Enjoying a big year, The Ragbirds coming home to The Ark
The Ann Arbor-based, Gypsy-influenced folk rockers recently released a new CD. They’ve been on the cover of iSpy magazine. High Times named them the Band of the Month for January, and they just did four performances at the prestigious South By Southwest music festival in Austin, Texas.
Since they’ve put 12,000 miles on their vegetable oil-fueled tour bus just in the past two months, “Travelling Machine,” seems an apt title for their new disc.
“We’ve been keeping our nose to the grind—it’s been a lot of good times and we’re really excited. It’s been real encouraging for sure,” front woman and multi-instrumentalist Erin Zindle said of the attention that’s now being paid to the band.
Zindle and the rest of The Ragbirds, including brother T. J. Zindle (electric and acoustic guitar, vocals), husband Randall Moore (congas, tabla, djembe, timbales, bongos, percussion), Brian Crist (bass, percussion), and Loren Kranz (drum set, vocals), will perform at The Ark Friday night, fresh off the South by Southwest appearances.“We’re folk rock with a lot of world music influence. It really is a pretty wide net of sounds that show their influence in our music,” Zindle said. “It’s not traditional world music by any means; we’re not trying to make authentic Cajun or Latin or Celtic or African music. But at the same time we have such a great love for these cultural sounds we let those things make their impression on us and come out as naturally as they can through our original music.”
A Ragbirds show is an energetic affair, with Zindle skilfully switching among violin, mandolin, banjo, accordion, and percussion instruments, all the while dancing around the stage. The new CD, said Zindle, captures more of the lively feel of the group’s concert appearances than did earlier efforts like “Yes Nearby,” “Wanderlove” and “Finally Almost Ready.”
“It’s a big step for us,” Zindle said of the disc. “It’s really more representative of our high-energy live shows than we’ve been able to accomplish on previous records. That was really by design. We road-tested the songs for this record—I wrote these songs with the stage in mind—and I wrote them while we were on the road. I kind of picked more uptempo tunes to put in this collection.”
She said fans will notice a few changes in the band’s sound—nothing drastic, but evident nonetheless.
“We’ve tried out a few new styles, two in particular on this new album. There’s our first Cajun/zydeco -style tune and also a sea chantey. I feel like it’s been more of an extension of our original sound, not necessarily a change—the biggest change in the band was when T.K., my brother, joined the band in 2008. That was the most drastic change because he brought a lot more rock and roll / electric guitar sound.”
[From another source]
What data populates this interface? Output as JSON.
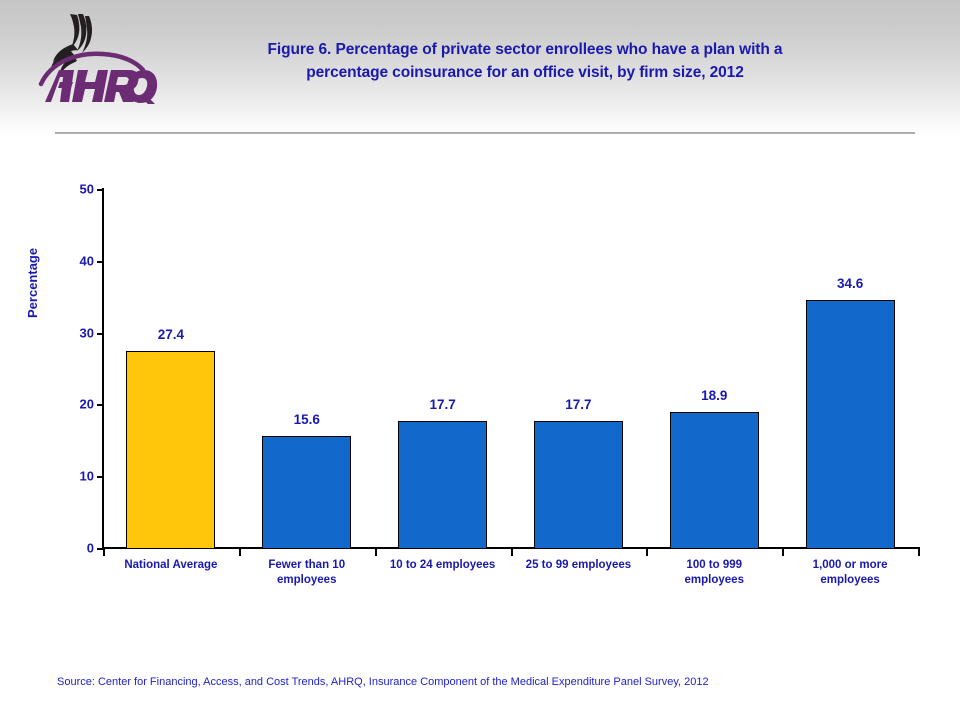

The South by Southwest event has been something she and her bandmates have been hoping they could do for a while, Zindle added before the band headed south.
“It’s our first time there. We’ve tried to make it happen every year now that we have an official showcase and a few other good opportunities it’s definitely worthwhile. We’ll be in (Austin) for six days; it will be a good chance to network and we’ll get to go to some of the panels and get to see some other cool shows.”
Besides making music, The Ragbirds are known for a commitment to the environment, and even drive a tour bus fueled by vegetable oil obtained from restaurants along the way, a conversation starter on its own as they travel from gig to gig.
“To me its good for people to see there are other alternatives out there,” Zindle explained. “Even though this isn’t the answer for everybody, it just happens to work for us, and it is so much better for the environment.”
The bus gets about the same mileage as it would burning diesel fuel, 15 or so m.p.g., towing a heavy trailer. “It’s not great mileage but it’s 90 percent fewer carbon emissions on vegetable oil than it is on diesel. It had a certain food-like odor but it smells so much better than diesel fuel,” Zindle said.